We're all (hopefully) familiar with the Bill of Rights, but even if we aren't, we all think intrinsically know that the right to a trial by jury, right to a speedy and public trial, and the right to legal counsel are essential in the American justice system.
This article takes note of two recent Supreme Court cases that have questionably strengthened the right to competent legal counsel in plea bargaining.
This has not only made it easier for criminal (and civil) defendants in trial, but it has also opened the doors for what Justice Antonin Scalia describes as "plea bargain law."
The statistics on plea bargains are outlined in this editorial, 97% of federal and 94% of state convictions never reach full trial, and end in plea bargaining. This is, to say the least, troubling. Although the right to a trial by jury is an individual's right and can be waived in trial, a trial of one's peers has become so much more. It is no longer an option only for the defendant, but also a regulator for corruption and unfairness in the courtroom.

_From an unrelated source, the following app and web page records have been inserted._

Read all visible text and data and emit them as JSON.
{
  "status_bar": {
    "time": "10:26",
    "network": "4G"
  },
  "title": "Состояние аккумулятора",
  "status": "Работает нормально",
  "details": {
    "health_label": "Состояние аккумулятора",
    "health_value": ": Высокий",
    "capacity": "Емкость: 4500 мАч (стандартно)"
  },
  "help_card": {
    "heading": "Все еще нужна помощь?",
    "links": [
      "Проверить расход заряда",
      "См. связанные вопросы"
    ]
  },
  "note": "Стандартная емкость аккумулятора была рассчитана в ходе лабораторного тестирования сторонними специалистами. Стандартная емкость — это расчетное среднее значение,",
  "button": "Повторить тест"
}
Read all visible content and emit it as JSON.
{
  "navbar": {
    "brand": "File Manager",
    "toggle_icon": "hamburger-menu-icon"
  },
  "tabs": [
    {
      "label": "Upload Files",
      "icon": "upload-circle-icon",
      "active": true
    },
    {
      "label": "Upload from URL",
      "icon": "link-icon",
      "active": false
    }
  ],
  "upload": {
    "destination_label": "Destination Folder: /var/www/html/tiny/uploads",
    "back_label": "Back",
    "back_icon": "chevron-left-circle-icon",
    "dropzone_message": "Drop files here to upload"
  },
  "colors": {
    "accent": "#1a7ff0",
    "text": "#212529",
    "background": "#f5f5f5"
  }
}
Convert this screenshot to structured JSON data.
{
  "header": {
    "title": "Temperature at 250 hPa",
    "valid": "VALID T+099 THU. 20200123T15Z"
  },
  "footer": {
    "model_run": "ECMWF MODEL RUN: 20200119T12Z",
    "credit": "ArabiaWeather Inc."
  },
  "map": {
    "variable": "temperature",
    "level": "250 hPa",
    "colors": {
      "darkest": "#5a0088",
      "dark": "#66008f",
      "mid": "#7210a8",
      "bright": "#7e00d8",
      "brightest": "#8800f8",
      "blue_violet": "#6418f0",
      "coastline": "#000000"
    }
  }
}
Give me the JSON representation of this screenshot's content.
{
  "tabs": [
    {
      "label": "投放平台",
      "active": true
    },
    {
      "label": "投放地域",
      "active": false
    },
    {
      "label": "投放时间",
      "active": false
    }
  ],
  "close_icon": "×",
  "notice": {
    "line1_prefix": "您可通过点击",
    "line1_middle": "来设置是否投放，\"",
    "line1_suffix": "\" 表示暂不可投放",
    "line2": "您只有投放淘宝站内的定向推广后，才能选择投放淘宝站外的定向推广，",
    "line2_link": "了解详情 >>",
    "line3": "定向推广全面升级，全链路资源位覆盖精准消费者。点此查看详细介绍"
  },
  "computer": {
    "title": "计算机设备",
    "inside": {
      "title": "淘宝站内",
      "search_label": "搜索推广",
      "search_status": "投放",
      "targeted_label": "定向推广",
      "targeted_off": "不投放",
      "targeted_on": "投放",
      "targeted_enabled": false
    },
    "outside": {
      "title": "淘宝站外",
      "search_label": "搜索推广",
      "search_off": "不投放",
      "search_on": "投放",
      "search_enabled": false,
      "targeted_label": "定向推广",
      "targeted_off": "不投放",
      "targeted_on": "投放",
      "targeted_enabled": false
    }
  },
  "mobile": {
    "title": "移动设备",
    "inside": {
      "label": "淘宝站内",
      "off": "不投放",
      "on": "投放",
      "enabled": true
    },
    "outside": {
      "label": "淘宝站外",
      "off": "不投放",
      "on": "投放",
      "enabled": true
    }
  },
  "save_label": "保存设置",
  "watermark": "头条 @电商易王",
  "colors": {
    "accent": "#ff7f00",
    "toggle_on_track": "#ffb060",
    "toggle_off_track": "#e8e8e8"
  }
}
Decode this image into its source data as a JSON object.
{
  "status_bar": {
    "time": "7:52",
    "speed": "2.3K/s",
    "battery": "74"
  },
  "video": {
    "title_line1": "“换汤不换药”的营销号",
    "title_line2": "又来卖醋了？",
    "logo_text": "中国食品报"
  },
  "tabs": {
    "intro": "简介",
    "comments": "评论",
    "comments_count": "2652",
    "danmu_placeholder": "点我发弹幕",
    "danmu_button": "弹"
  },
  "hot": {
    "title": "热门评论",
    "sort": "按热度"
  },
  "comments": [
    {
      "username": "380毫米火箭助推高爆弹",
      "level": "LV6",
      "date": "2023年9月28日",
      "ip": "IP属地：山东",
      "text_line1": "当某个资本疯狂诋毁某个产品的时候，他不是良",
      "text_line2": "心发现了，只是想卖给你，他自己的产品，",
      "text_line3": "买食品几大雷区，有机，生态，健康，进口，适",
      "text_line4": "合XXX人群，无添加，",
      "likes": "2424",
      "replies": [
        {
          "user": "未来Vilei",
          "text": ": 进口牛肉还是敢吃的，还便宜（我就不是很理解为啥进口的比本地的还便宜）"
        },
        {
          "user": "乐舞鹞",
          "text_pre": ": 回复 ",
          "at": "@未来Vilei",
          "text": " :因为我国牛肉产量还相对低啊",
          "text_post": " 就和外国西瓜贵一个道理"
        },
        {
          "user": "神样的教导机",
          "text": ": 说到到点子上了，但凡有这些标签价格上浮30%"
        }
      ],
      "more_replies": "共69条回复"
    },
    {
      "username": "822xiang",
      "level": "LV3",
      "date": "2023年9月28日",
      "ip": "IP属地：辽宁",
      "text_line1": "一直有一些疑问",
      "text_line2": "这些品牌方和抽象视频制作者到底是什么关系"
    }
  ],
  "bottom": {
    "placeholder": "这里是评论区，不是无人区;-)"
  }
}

I mirror Justice Scalia's remarks totally when he expresses concerns with the Supreme Court cases, as it encourages more plea bargains, and less trials by one's peers.